Richard Youngs & Raül Refree All Hands Around The Moment LP (Soft Abuse)

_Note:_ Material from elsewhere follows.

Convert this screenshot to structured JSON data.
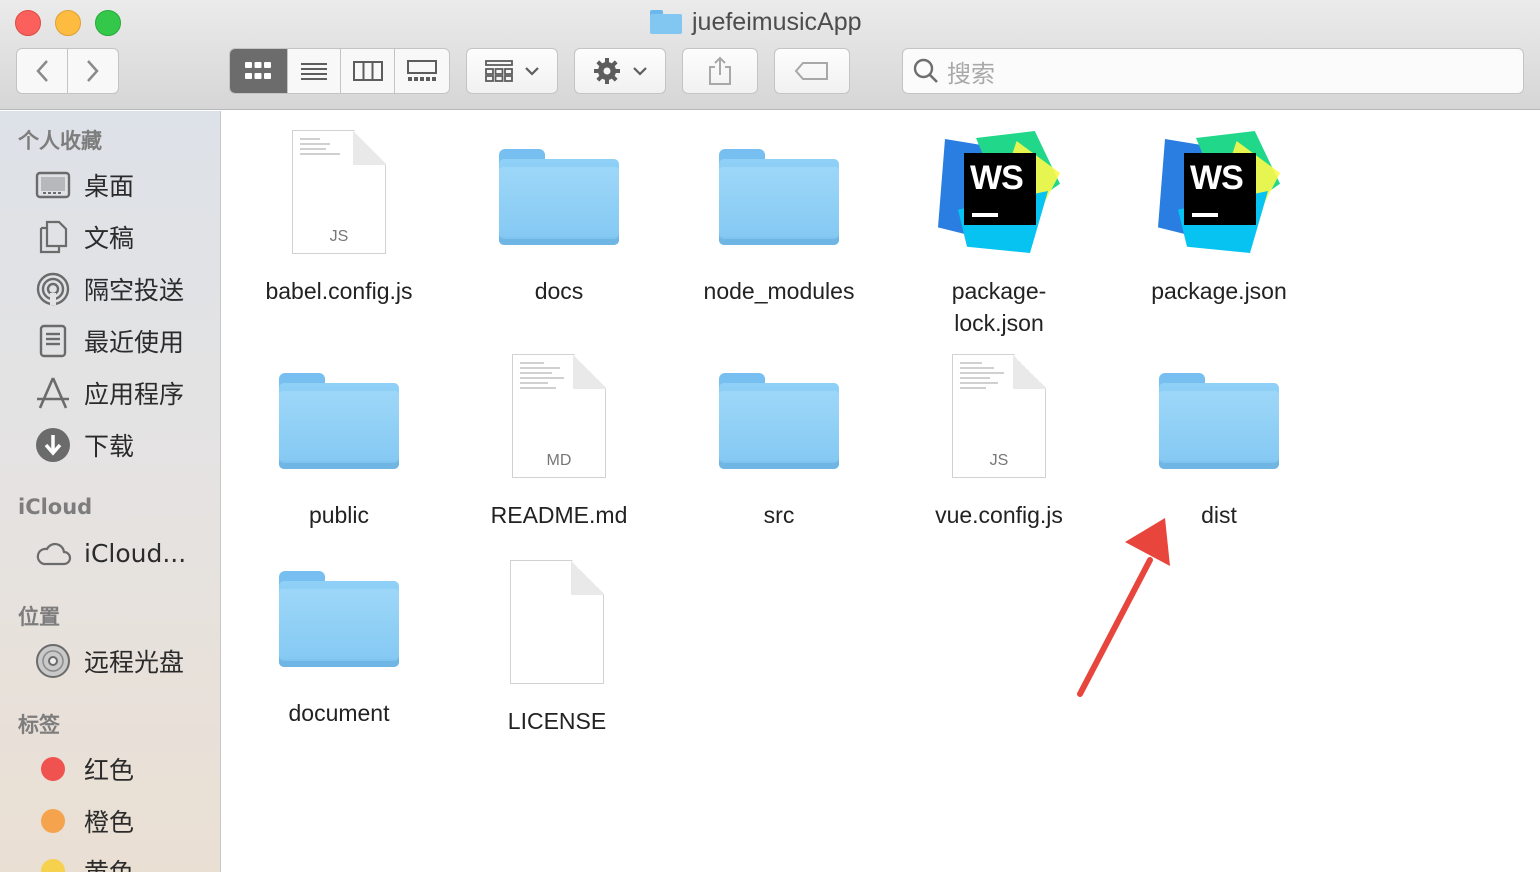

There is nary a wilder wild-card persistently operating in the musical underground today than Richard Youngs. I’m not really a fan of when most artists try on different aesthetic suits, but Youngs never seems to fail, be it “Richard Youngs makes techno” or “Richard Youngs makes d-beat crust” or “Richard Youngs makes mutant disco”. I came into All Hands Around The Moment not knowing what kind of art Raül Refree likes to make, so I was prepared for anything. Lo and behold, it’s a tasteful suite of haunting, cyclical folk. I’ll take it! The specific instruments aren’t credited, but these four lengthy songs utilize intricate and repetitive acoustic guitar lines, deep resonant cello(?) and Youngs’ own vocals, sung in a disarmingly traditional manner. I’m thinking of Pentangle or Fairport Convention, although Youngs and Refree update things ever so slightly, pushing the dial away from bell-bottoms and flowers and closer toward some form of quiet introspection. Lots of lyrics too, filled with indirect queries and oblique ruminations, which gives these sprawling songs the grandeur of some old epic poem. It’s so pretty and delicate, I may need “Richard Youngs plays Vomir” next, just to clear my system.

Nobody Knows This Is Somewhere compilation 12″ (C/Site)
Clever title here for the latest transmission from Connecticut’s psychedelic hub, New Haven. Must be something in the pizza that has this crew so attuned to each other’s varied-but-complimentary vibes, and while it seems like all these folks already play in each other’s bands, there’s something about regional comps that I will always love and admire. With only Headroom, Stefan Christensen, Alexander and Mountain Movers featured here, each artist gets plenty of room to stretch out, and seeing as part of the New Haven psych-rock vibe is a commitment to unhurried stretching, it’s an excellent glimpse into the C/Site scene. Headroom opens with a posi two-chord progression and three wild guitars sparring in an act of friendship, not combat. Headroom member (and by my determination, the scene’s shining beacon) Stefan Christensen follows with a solo construction that drips some plinky piano over a hypnotic guitar drone and distorted spoken-word detritus before rumbling out into some Dead C-style ring outs. Certainly the most Shadow Ring-y thing I’ve heard from Christensen thus far and a nice contrast to the soothing sprawl of Headroom. Alexander is the gang’s premier fingerpicker, so I was surprised that his piece here involves few fingers and even fewer pickings – it’s a two-level drone excursion from electric guitar feedback and organ. I suppose it’s fine for what it is, but it isn’t really much, particularly in the context of the other offerings here, and his talents as an acoustic assassin are surprisingly undisclosed. The Mountain Movers (whose members Kryssi Battalene and Ross Menze overlap with Headroom) bring it home with a softer rock-band-jam featuring a cool propulsive drum pattern and more of that swirling, steamy guitar that this crew has on lock. If you can have this much fun with your friends, who cares if anyone knows about it?